--- START ---

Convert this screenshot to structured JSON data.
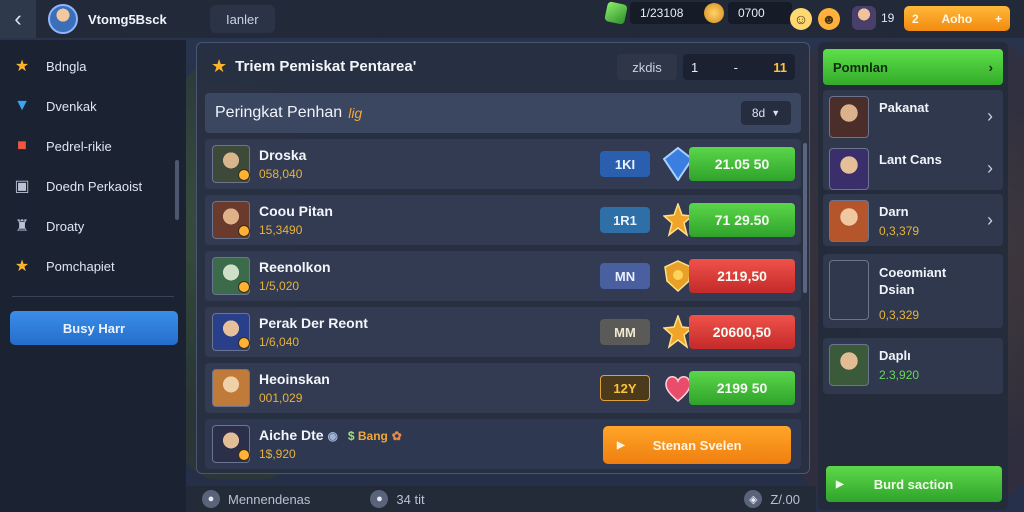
{
  "topbar": {
    "username": "Vtomg5Bsck",
    "tab_label": "Ianler",
    "gems": "1/23108",
    "coins": "0700",
    "hero_count": "19",
    "level_badge": {
      "left": "2",
      "right": "Aoho"
    }
  },
  "sidebar": {
    "items": [
      {
        "label": "Bdngla",
        "icon": "star-icon"
      },
      {
        "label": "Dvenkak",
        "icon": "shirt-icon"
      },
      {
        "label": "Pedrel-rikie",
        "icon": "gift-icon"
      },
      {
        "label": "Doedn Perkaoist",
        "icon": "chest-icon"
      },
      {
        "label": "Droaty",
        "icon": "cup-icon"
      },
      {
        "label": "Pomchapiet",
        "icon": "star-icon"
      }
    ],
    "cta_label": "Busy Harr"
  },
  "panel": {
    "title": "Triem Pemiskat Pentarea'",
    "header_field": "zkdis",
    "header_page": "1",
    "header_dash": "-",
    "header_pager": "11",
    "subtitle": "Peringkat Penhan",
    "subtitle_accent": "lig",
    "selector": "8d",
    "rows": [
      {
        "name": "Droska",
        "score": "058,040",
        "rank": "1KI",
        "bar": "21.05 50"
      },
      {
        "name": "Coou Pitan",
        "score": "15,3490",
        "rank": "1R1",
        "bar": "71 29.50"
      },
      {
        "name": "Reenolkon",
        "score": "1/5,020",
        "rank": "MN",
        "bar": "2119,50"
      },
      {
        "name": "Perak Der Reont",
        "score": "1/6,040",
        "rank": "MM",
        "bar": "20600,50"
      },
      {
        "name": "Heoinskan",
        "score": "001,029",
        "rank": "12Y",
        "bar": "2199 50"
      }
    ],
    "foot_row": {
      "name": "Aiche Dte",
      "chip": "Bang",
      "score": "1$,920",
      "button": "Stenan Svelen"
    }
  },
  "bottom": {
    "left_label": "Mennendenas",
    "mid_label": "34 tit",
    "right_label": "Z/.00"
  },
  "right_panel": {
    "header": "Pomnlan",
    "items": [
      {
        "name": "Pakanat",
        "score": ""
      },
      {
        "name": "Lant Cans",
        "score": ""
      },
      {
        "name": "Darn",
        "score": "0,3,379"
      },
      {
        "name": "Coeomiant Dsian",
        "score": "0,3,329"
      },
      {
        "name": "Daplı",
        "score": "2.3,920"
      }
    ],
    "footer": "Burd saction"
  },
  "colors": {
    "accent_green": "#3fbf34",
    "accent_orange": "#f28a10",
    "accent_red": "#d03a34",
    "accent_blue": "#2f7bd8"
  }
}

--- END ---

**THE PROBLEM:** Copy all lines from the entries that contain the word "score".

**SOLUTION BELOW:**
        "score": "058,040",
        "score": "15,3490",
        "score": "1/5,020",
        "score": "1/6,040",
        "score": "001,029",
      "score": "1$,920",
        "score": ""
        "score": ""
        "score": "0,3,379"
        "score": "0,3,329"
        "score": "2.3,920"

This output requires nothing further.